पुम्भि: स्त्रीषु कृता यद्वत् सुमन:स्विव षट्पदै: ॥ ६ ॥
pumbhiḥ strīṣu kṛtā yadvat
sumanaḥsv iva ṣaṭpadaiḥ
anyeṣu — toward others; artha — for some motivation; kṛtā — manifested; maitrī — friendship; yāvat — for as long; artha — (as one is fulfilling his) motive; viḍambanam — pretense; pumbhiḥ — by men; strīṣu — for women; kṛtā — shown; yadvat — as much; sumanaḥsu — for flowers; iva — as; ṣaṭ-padaiḥ — by bees.
The friendship shown toward others — those who are not family members — is motivated by personal interest, and thus it is a pretense that lasts only until one’s purpose is fulfilled. Such friendship is just like the interest men take in women, or bees in flowers.

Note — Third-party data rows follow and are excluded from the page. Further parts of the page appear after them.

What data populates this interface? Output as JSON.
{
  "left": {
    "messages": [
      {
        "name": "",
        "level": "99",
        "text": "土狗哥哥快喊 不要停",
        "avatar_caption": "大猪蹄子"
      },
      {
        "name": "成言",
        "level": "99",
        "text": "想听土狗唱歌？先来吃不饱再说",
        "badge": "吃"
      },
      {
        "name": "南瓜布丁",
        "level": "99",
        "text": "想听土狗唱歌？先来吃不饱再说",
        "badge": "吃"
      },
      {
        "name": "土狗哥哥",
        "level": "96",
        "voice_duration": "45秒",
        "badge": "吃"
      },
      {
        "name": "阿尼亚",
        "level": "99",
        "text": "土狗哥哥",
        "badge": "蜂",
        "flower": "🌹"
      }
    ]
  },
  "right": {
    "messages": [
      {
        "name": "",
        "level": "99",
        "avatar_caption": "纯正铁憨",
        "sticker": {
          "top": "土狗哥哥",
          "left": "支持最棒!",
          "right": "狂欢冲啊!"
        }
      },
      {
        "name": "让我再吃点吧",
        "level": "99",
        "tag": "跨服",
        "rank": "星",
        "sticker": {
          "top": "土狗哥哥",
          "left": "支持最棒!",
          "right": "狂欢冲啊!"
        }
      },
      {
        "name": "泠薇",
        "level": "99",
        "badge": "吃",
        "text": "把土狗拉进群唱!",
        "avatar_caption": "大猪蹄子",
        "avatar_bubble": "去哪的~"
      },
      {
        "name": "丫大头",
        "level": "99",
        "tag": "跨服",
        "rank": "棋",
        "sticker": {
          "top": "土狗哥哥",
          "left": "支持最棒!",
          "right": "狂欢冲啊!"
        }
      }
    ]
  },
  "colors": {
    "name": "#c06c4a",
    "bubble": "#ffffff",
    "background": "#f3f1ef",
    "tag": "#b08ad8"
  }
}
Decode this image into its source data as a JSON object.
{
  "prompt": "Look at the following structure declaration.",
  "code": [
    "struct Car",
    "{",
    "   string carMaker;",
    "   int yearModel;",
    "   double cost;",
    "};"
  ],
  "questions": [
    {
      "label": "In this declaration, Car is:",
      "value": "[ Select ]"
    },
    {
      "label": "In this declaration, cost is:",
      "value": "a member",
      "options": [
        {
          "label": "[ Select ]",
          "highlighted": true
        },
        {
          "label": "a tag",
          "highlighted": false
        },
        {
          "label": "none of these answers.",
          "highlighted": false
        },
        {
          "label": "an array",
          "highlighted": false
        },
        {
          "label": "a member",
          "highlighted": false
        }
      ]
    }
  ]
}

Śrīla Viśvanātha Cakravartī Ṭhākura explains here that attractive women, like flowers, possess beauty, fragrance, tenderness, charm and so on. And as bees drink only once of a flower’s nectar and then leave it for another, fickle men abandon beautiful and devoted women to pursue other pleasures. This tendency is condemned here by the gopīs, who gave their hearts completely to Śrī Kṛṣṇa. The gopīs wanted only to exhibit their charms for Lord Kṛṣṇa’s pleasure, and in the pain of separation they questioned the motives of His friendship with them.
These are the transcendental pastimes of the Lord. Both Lord Kṛṣṇa and the gopīs are completely liberated souls engaged in spiritual loving affairs. By contrast, our so-called loving affairs, being perverted reflections of the perfect loving relationships in the spiritual world, are polluted with lust, greed, pride and so on. Like all liberated souls, the gopīs — and certainly Lord Kṛṣṇa Himself — are eternally free of these lower qualities, and their intense loving affairs are motivated exclusively by unalloyed devotion.